World cup 2022: HVAC oases in the Qatar desert
– by Peter Koelewijn, 28-06-2018
What do football and luxury yachts have in common? Both will have an oversize presence at the 2022 FIFA World Cup finals in Qatar. And that is not the only similarity. The same ambitious techniques deployed by the yacht building industry will be used during the preparation of this event. Remember when it was announced that the next World Cup would be played in Qatar? The major question on everybody’s lips was: How are they going to manage that with all the heat? Well, the official slogan of Qatar 2022 is ‘Expect Amazing’ – and the hosts will provide nothing short of that.
Winter is the new summer
The first unusual thing about the coming tournament is the timing: it will be held in the autumn/winter, November and December to be precise. This will make for an unfamiliar calendar and an atypical backdrop: there will be Christmas trees and commercials showing Santa in the halftime break. The reason for this unusual choice is obvious: the heat. A lot of people will travel to Qatar to support their heroes. Imagine the crowds in the searing hot temperatures of the Gulf summer! For many people, this would pose quite a health risk.
What about the players – will it be too hot for them to play? The answer is no, and this brings us back to our topic. The stadiums will be equipped with top-notch HVAC design, just like luxury yachts. The first stadium purpose-built for the World Cup is the Qatar Foundation Stadium. It deploys state-of-the-art HVAC technology to maintain a comfortable environment for both spectators and players. In fact, the technology is advanced enough to keep the stadium comfortable with an open roof even if the tournament took place in the summer period.
Cooling in an open environment
But isn’t outdoor cooling a total waste of energy? Yes, putting a cooling machine in the open desert would indeed cost a lot of energy. But what we are talking about is a freshly designed and newly-built structure. Advanced modelling like CFD (computer fluid dynamics) allows precise calculations of air direction, heat and flow to be made. Smart design will make the system as effective as possible. Of course, it still feels counterintuitive to install air-conditioning in an open environment. It’s not something we’re used to, unless we own a modern luxury yacht.
But if you think about it, air-conditioning is completely artificial by its very nature. Hot spaces cooled through the ingenious use of mathematics, physics and technology – our grandparents would have been amazed when they first used a simple fridge. This is not so different: old techniques have evolved and experience and know-how have brought about a new age where seemingly impossible things suddenly become plausible, then commonplace. No, we do not have experience in stadium cooling – but trust me, a lot of ideas for it have already been tried and tested on many of the yachts docked in Qatar’s marinas. When it comes to maritime air conditioning, you can expect to be amazed by us, too.

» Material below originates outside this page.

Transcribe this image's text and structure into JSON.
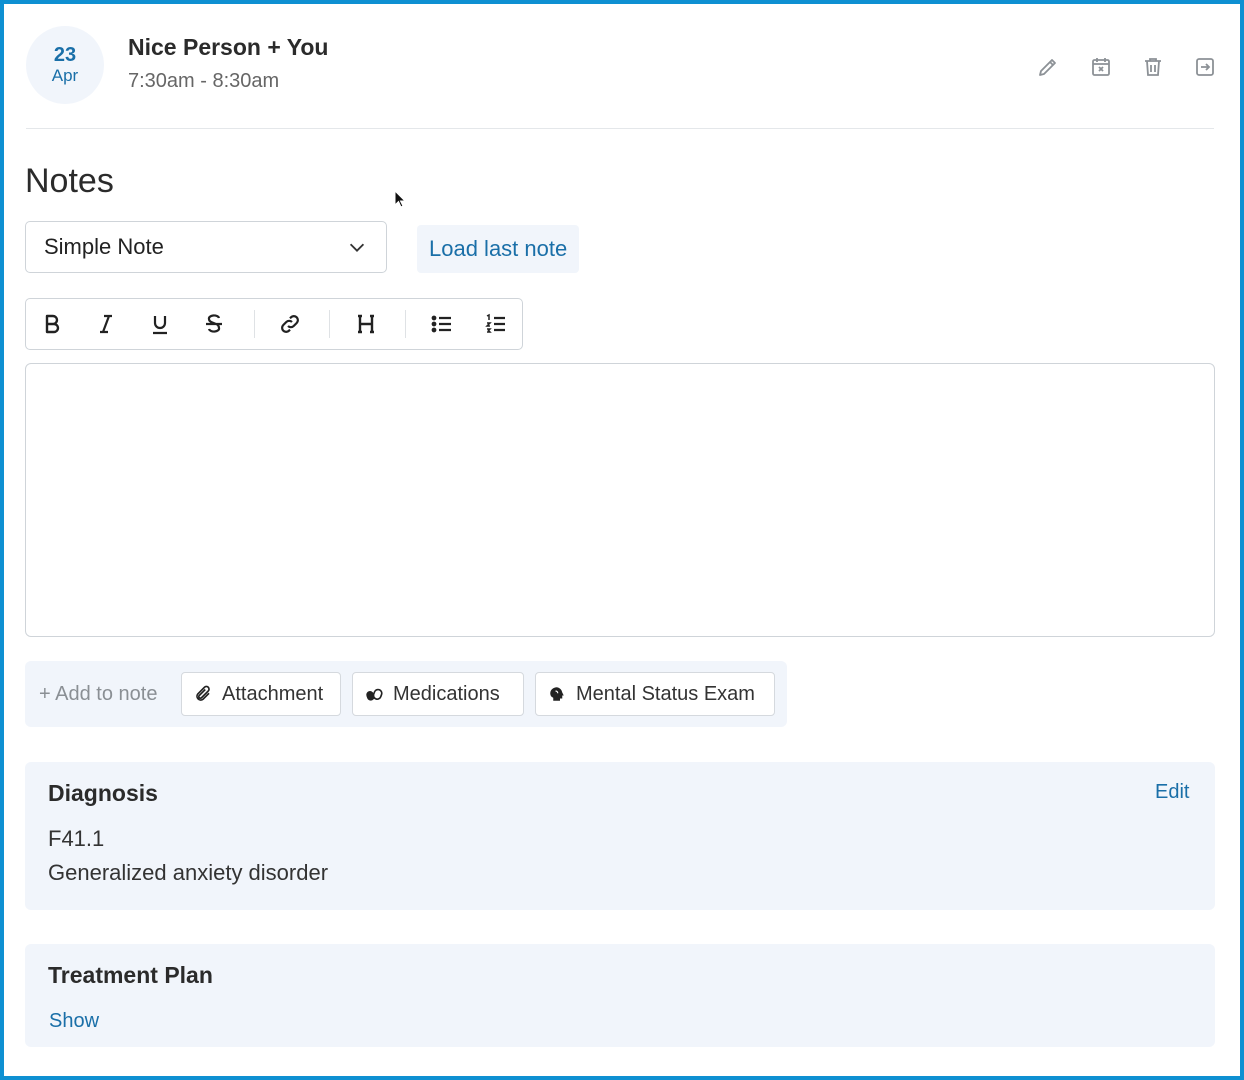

Peter Koelewijn | Sales Manager
Peter Koelewijn has been working at Heinen & Hopman since 2001. Starting out as a mechanic, he gained valuable field experience mounting ducts and pipes for various shipbuilding projects. Five years later he switched to engineering, where he worked his way up from draughtsman, to engineer to site manager, leading teams of HVAC mechanics at one of the largest shipyards in Germany. The last couple of years he has been working as sales manager, combining knowledge from the field and the office to find the best solutions for our customers.